Hello guys,

I’m experiencing a very tricky leaking which I cannot address. I have a BR2 with aluminum enclosures, while we test it for 15 minutes at 26 Bar the pressure maintain perfectly is doesn´t move at all but when we had a dive it started leaking at 55 meters depth… we were very surprised fortunately the water did not affect the electronics (around 2 cm inside the 4 aluminum enclosure).

Once we removed water from the ROV we did the leak test again with positive results… the enclosure is not leaking at all. Once again we have sumbmerged but this time up to 20 meters for 10 minutes just to check again we found water in the ROV this time an small amount due that we submerged it only up to 20 meters.

So far we have checked:

  • penetrators oring: all in place
  • radial Orings: all in place
  • Any cut on the cables from thrusters or lumen lights. nothing at all
  • replaced vacuum plug
  • Run the test with different vacuum pump. Same result

Any ideas how to proceed with anything else? Just want to point out the very first time we had water inside our bar30 was not responding and suddenly it came back to normal again. Is there a possibility that the bar 30 might be leaking?

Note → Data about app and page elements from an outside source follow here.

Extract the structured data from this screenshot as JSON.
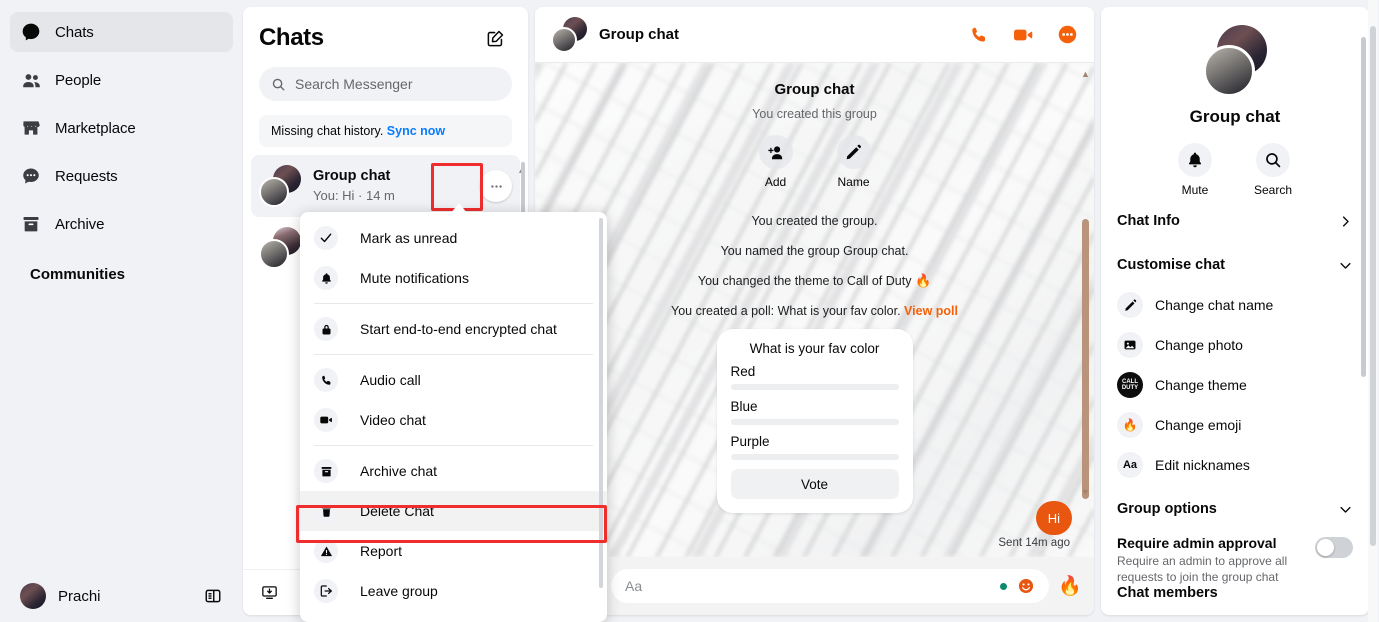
{
  "sidebar": {
    "items": [
      {
        "label": "Chats",
        "icon": "chat-bubble-icon",
        "active": true
      },
      {
        "label": "People",
        "icon": "people-icon",
        "active": false
      },
      {
        "label": "Marketplace",
        "icon": "store-icon",
        "active": false
      },
      {
        "label": "Requests",
        "icon": "message-dots-icon",
        "active": false
      },
      {
        "label": "Archive",
        "icon": "archive-box-icon",
        "active": false
      }
    ],
    "section_label": "Communities",
    "user_name": "Prachi",
    "panel_toggle_icon": "layout-panel-icon"
  },
  "chat_list": {
    "title": "Chats",
    "compose_icon": "compose-pencil-icon",
    "search_placeholder": "Search Messenger",
    "sync_banner": {
      "text": "Missing chat history.",
      "link": "Sync now"
    },
    "rows": [
      {
        "name": "Group chat",
        "preview": "You: Hi · 14 m",
        "selected": true,
        "options_icon": "more-horizontal-icon"
      }
    ],
    "bottom_icon": "install-app-icon"
  },
  "context_menu": {
    "groups": [
      [
        {
          "label": "Mark as unread",
          "icon": "check-icon"
        },
        {
          "label": "Mute notifications",
          "icon": "bell-icon"
        }
      ],
      [
        {
          "label": "Start end-to-end encrypted chat",
          "icon": "lock-icon"
        }
      ],
      [
        {
          "label": "Audio call",
          "icon": "phone-icon"
        },
        {
          "label": "Video chat",
          "icon": "video-camera-icon"
        }
      ],
      [
        {
          "label": "Archive chat",
          "icon": "archive-box-icon"
        },
        {
          "label": "Delete Chat",
          "icon": "trash-icon",
          "highlighted": true
        },
        {
          "label": "Report",
          "icon": "warning-triangle-icon"
        },
        {
          "label": "Leave group",
          "icon": "leave-arrow-icon"
        }
      ]
    ]
  },
  "conversation": {
    "header": {
      "title": "Group chat",
      "actions": [
        {
          "name": "audio-call",
          "icon": "phone-icon"
        },
        {
          "name": "video-call",
          "icon": "video-camera-icon"
        },
        {
          "name": "more-options",
          "icon": "more-circle-icon"
        }
      ]
    },
    "intro": {
      "name": "Group chat",
      "subtitle": "You created this group",
      "buttons": [
        {
          "label": "Add",
          "icon": "add-person-icon"
        },
        {
          "label": "Name",
          "icon": "pencil-icon"
        }
      ]
    },
    "system_messages": [
      {
        "text": "You created the group."
      },
      {
        "text": "You named the group Group chat."
      },
      {
        "text": "You changed the theme to Call of Duty",
        "emoji": "🔥"
      },
      {
        "text": "You created a poll: What is your fav color.",
        "link": "View poll"
      }
    ],
    "poll": {
      "question": "What is your fav color",
      "options": [
        "Red",
        "Blue",
        "Purple"
      ],
      "vote_label": "Vote"
    },
    "message": {
      "text": "Hi",
      "status": "Sent 14m ago"
    },
    "composer": {
      "placeholder": "Aa",
      "left_icons": [
        "sticker-icon",
        "gif-icon"
      ],
      "right_icons": [
        "green-dot-indicator",
        "emoji-smiley-icon"
      ],
      "quick_emoji": "🔥"
    }
  },
  "info_panel": {
    "name": "Group chat",
    "actions": [
      {
        "label": "Mute",
        "icon": "bell-icon"
      },
      {
        "label": "Search",
        "icon": "search-icon"
      }
    ],
    "sections": [
      {
        "label": "Chat Info",
        "chevron": "chevron-right-icon"
      },
      {
        "label": "Customise chat",
        "chevron": "chevron-down-icon"
      }
    ],
    "customise_items": [
      {
        "label": "Change chat name",
        "icon": "pencil-icon"
      },
      {
        "label": "Change photo",
        "icon": "photo-icon"
      },
      {
        "label": "Change theme",
        "icon": "call-of-duty-icon"
      },
      {
        "label": "Change emoji",
        "icon": "flame-emoji-icon"
      },
      {
        "label": "Edit nicknames",
        "icon": "aa-text-icon"
      }
    ],
    "group_options": {
      "label": "Group options",
      "chevron": "chevron-down-icon"
    },
    "admin_approval": {
      "title": "Require admin approval",
      "description": "Require an admin to approve all requests to join the group chat",
      "enabled": false
    },
    "cut_off_item": "Chat members"
  },
  "colors": {
    "accent_orange": "#f5610a",
    "bubble_orange": "#e8560f",
    "link_blue": "#0a7cff",
    "highlight_red": "#f02d2d",
    "page_bg": "#f0f2f5"
  }
}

I had some problems that turned out to be my vacuum pump, but contacted support and they advised using a small amount of pressure and dunking it to look for bubbles. I don’t recall how many psi, but it was low, maybe only a few pounds and you should work your way up.

I had a small leak from the temperature probe a while back. I used the method @corndog used. A small amount of positive pressure through the vacuum port in a tank of water. Sure enough bubbles! Replaced the temp probe, all good.

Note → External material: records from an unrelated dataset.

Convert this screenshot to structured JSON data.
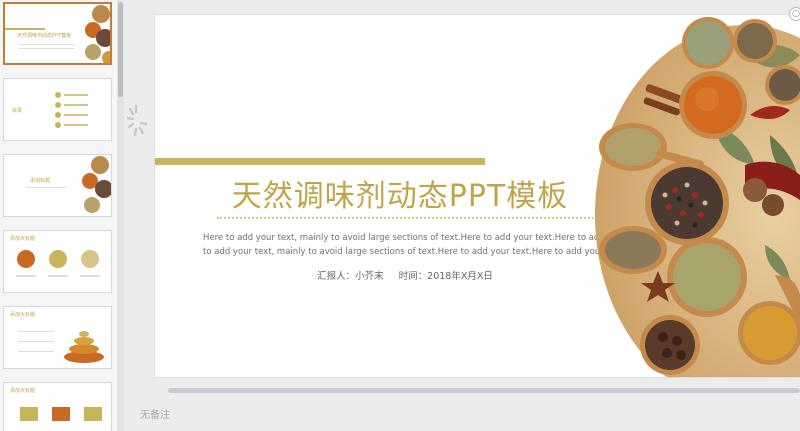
{
  "slide": {
    "title": "天然调味剂动态PPT模板",
    "body_line1": "Here to add your text, mainly to avoid large sections of text.Here to add your text.Here to add your textHere",
    "body_line2": "to add your text, mainly to avoid large sections of text.Here to add your text.Here to add your text",
    "reporter": "汇报人：小芥末",
    "time": "时间：2018年X月X日"
  },
  "thumbnails": [
    {
      "title": "天然调味剂动态PPT模板"
    },
    {
      "title": "目录"
    },
    {
      "title": "添加标题"
    },
    {
      "title": "添加大标题"
    },
    {
      "title": "添加大标题"
    },
    {
      "title": "添加大标题"
    }
  ],
  "notes": {
    "placeholder": "无备注"
  },
  "colors": {
    "accent": "#c8b45a",
    "title": "#c2a448",
    "active_border": "#c97a3a"
  }
}
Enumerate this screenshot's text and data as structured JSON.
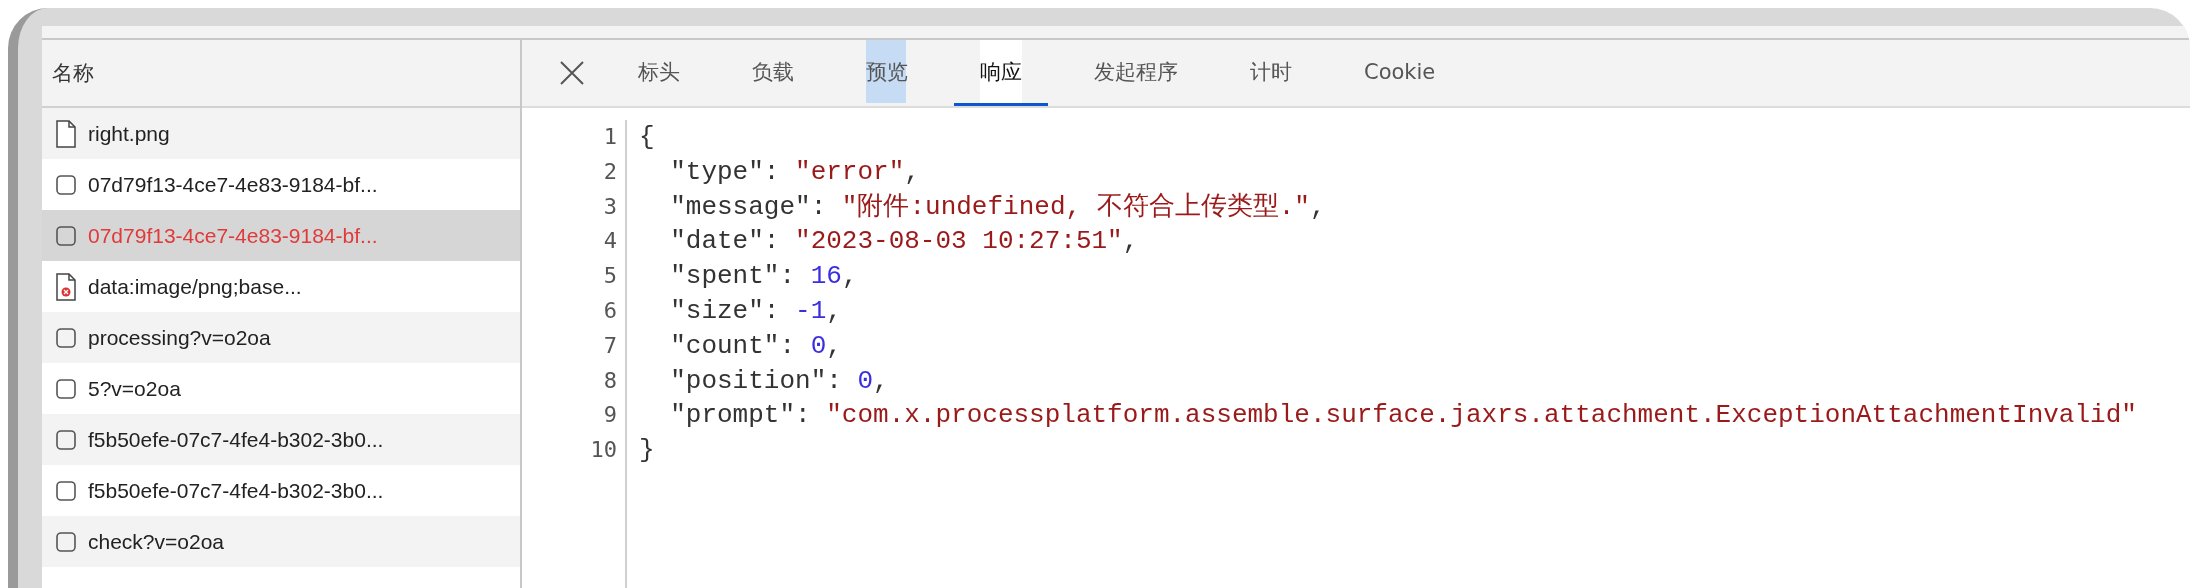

Thanks @corndog and @k-deboer we are proceeding that way!

It would be great if the vacuum pump model was changed out to one that can also give positive pressure…

All of my difficult to find leaks have ended up being
1/ Leaks down the wires themselves (hosing its called).
The main power cable from the battery to the main housing looks tough but has an extremely thin rubber jacket in places. I have had to remake this cable several times because of leaks.
The light cable is also very thin and vulnerable and has no water blocking. Several of mine have leaked. The lights fail with this one so easy to find.
2/ Penetrators can leak. Earlier penetrators used an epoxy that didn’t always bond perfectly between the cable and the inside of the aluminium penetrator bolt. I have had several failed bonds and leaking penetrators. The thicksotropic resin used now is much better.

The best way to find these leaks is to hang the rov by the front of the rov and attach heavy weight to the rear of the rov. Lower the rov into the water so it hangs nose up. Submerge it for a while then lift it keeping it nose up. Dry the outside and carefully open the main housing from the rear while keeping everything nose up. Inspect every penetrator on the inside and you will see droplets of water on the failed penetrators where the wires exit the penetrator. Hope this helps.
When finding any leak it is helpful to use gravity to help find your leak. Submerge it vertically one way and check for water droplets running down the inside, then do the other way. That’s what I’ve found anyway. Cheers